    I think we have a couple of big needs. One is just for us to get information out about us to as many people who would be interested in what we do. Non-profit organizations suffer when there is the potential for people to get involved that you don’t tap into. There are a lot of good people with good intentions out there, and I think one of ACIEVEability’s biggest challenges is identifying those people, touching them, and getting them involved in our mission to help these families.

    Another challenge is lack of resources. We don’t always have enough money to build the houses we need to build or to support the families we need to support. On a monthly basis, our waiting list continues to grow of families who are trying to and need to be in our program. Unfortunately, we can’t help every family that comes to our door and it’s difficult to even do other things we’d like to do with the families we already have in our program. That’s why it’s important for us to build strong relationships like we have with Urban Outfitters, who actually step in the gap for us on many occasions to help us with our mission.
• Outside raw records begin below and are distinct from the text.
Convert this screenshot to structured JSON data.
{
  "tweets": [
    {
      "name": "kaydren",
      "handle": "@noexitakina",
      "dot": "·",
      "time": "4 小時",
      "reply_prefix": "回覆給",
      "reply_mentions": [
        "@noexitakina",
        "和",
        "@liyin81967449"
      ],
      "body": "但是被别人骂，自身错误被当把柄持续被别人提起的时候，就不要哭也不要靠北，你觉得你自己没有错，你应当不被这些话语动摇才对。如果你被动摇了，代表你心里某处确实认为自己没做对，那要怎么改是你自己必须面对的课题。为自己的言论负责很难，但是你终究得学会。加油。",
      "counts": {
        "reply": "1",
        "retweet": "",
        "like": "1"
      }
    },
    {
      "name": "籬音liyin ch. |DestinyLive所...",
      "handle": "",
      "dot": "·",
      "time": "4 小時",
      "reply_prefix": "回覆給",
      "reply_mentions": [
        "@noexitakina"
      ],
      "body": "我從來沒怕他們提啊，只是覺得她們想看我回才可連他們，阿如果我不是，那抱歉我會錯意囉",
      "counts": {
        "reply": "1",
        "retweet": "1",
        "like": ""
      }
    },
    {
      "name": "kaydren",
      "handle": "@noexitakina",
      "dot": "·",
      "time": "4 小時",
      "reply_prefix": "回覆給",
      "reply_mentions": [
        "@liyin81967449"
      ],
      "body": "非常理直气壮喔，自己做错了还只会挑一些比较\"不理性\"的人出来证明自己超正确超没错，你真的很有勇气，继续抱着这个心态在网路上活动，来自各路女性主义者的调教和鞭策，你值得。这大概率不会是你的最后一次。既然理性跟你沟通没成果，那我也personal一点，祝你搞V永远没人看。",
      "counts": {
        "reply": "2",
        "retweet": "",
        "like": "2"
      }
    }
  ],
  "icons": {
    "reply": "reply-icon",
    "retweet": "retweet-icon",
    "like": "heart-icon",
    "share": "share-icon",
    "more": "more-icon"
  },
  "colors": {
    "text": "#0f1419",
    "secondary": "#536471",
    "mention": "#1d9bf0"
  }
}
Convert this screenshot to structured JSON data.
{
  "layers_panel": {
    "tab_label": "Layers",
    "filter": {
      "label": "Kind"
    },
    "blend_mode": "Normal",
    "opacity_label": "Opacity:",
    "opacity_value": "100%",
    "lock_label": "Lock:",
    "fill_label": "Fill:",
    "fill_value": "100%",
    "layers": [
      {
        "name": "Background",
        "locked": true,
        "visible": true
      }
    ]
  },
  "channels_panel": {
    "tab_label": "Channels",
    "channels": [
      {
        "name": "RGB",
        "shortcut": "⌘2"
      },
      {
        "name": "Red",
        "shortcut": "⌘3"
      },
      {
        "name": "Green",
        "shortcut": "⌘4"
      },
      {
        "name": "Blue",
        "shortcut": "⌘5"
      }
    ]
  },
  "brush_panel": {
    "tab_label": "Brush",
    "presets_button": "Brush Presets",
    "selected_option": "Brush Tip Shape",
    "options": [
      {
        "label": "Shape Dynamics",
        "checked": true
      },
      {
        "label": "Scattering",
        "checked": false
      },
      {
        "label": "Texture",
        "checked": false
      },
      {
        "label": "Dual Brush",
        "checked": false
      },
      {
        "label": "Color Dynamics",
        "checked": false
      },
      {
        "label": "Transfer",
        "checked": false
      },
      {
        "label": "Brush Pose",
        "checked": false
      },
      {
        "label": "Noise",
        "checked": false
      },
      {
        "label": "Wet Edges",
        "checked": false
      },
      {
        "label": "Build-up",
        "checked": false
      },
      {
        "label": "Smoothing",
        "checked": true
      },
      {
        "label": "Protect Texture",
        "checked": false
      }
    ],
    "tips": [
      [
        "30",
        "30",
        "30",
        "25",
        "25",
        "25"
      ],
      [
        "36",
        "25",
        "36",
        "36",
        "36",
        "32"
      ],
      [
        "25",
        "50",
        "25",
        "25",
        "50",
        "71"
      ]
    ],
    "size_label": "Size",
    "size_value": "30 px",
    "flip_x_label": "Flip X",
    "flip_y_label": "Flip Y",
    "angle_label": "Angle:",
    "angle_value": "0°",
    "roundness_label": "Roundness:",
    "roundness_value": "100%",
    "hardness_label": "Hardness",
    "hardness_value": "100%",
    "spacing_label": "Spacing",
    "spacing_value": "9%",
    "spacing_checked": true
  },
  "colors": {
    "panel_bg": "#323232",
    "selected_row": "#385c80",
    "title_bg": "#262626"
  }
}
    What have you done for the holidays this year?
    We did a really nice holiday party at the beginning of the month. We had over 250 people from our program to attend and we had it at a really nice church in the community where we had a moon bounce, Santa Claus, candle making, music, dance performances, we served food… The families, you should have seen their faces, they were just beaming with joy and the staff loved it. We know the holidays are a difficult time for many families, especially ones going through economic troubles. Our goal was to take some pressure off he families, provide presents for the kids and give parents a chance to see their kid have fun in a non-judgmental environment and just relax!

    What other events or fundraisers you do over the year?
    Our biggest fundraiser is the one we do at Urban Outfitters! We do that on March 23rd and it’s called “Food For Thought.” We come together and honor the people or person or entity that has done the most to promote education for those who are most in need. We get the top chefs in Philadelphia to come out and support ACHEIVEability by cooking for for the fundraiser and not only do they cook and donate the food, but their personalities just make the event a great event. Last year we raised about $350,000 and had over 600 attendees. This year we want to break that record and we’re in the process of putting together another phenomenal event. Tickets are available now to the general public!

    What can readers, local or not, do to help ACHIEVEability?
    There is so much that people can do to help by donating or volunteering. People come out in teams to help paint our over 150 houses that families reside in. We have volunteer opportunities for people to tutor the kids and parents who are in school. We need people who can help with basic office duties like answering phones and help with filing. Readers can donate money online, mail it in, or do a match with their employer, or donate their time, houses, and things like coats in the winter months.

    Any heart-warming stories you can share?

    We have a woman named Brenda who has been in our program for nine years. She came to us as a more mature adult, probably in her late 40s. She never thought she would ever go back to school or go to college, but had just a great heart. She ended up going to college while she was in our program and got her four-year degree. But they thing about Brenda’s story that is interesting is that she was told when she was younger that she would never be smart enough because they believe she was slow and had a low IQ. Her mom always told her she didn’t have what it took to go to school. So not only did she end up getting her degree, but also she got certified in special education and now she works with special ed. kids. An on top of that, she had two daughters when she came here and both of her daughters went on to college with honors. It’s a common story we hear at ACHIEVEability that after the parents go to college they break the cycle and their kids end up going too.

    Learn more at ACHIEVEability's website
    Buy tickets for 2013 Food For Thought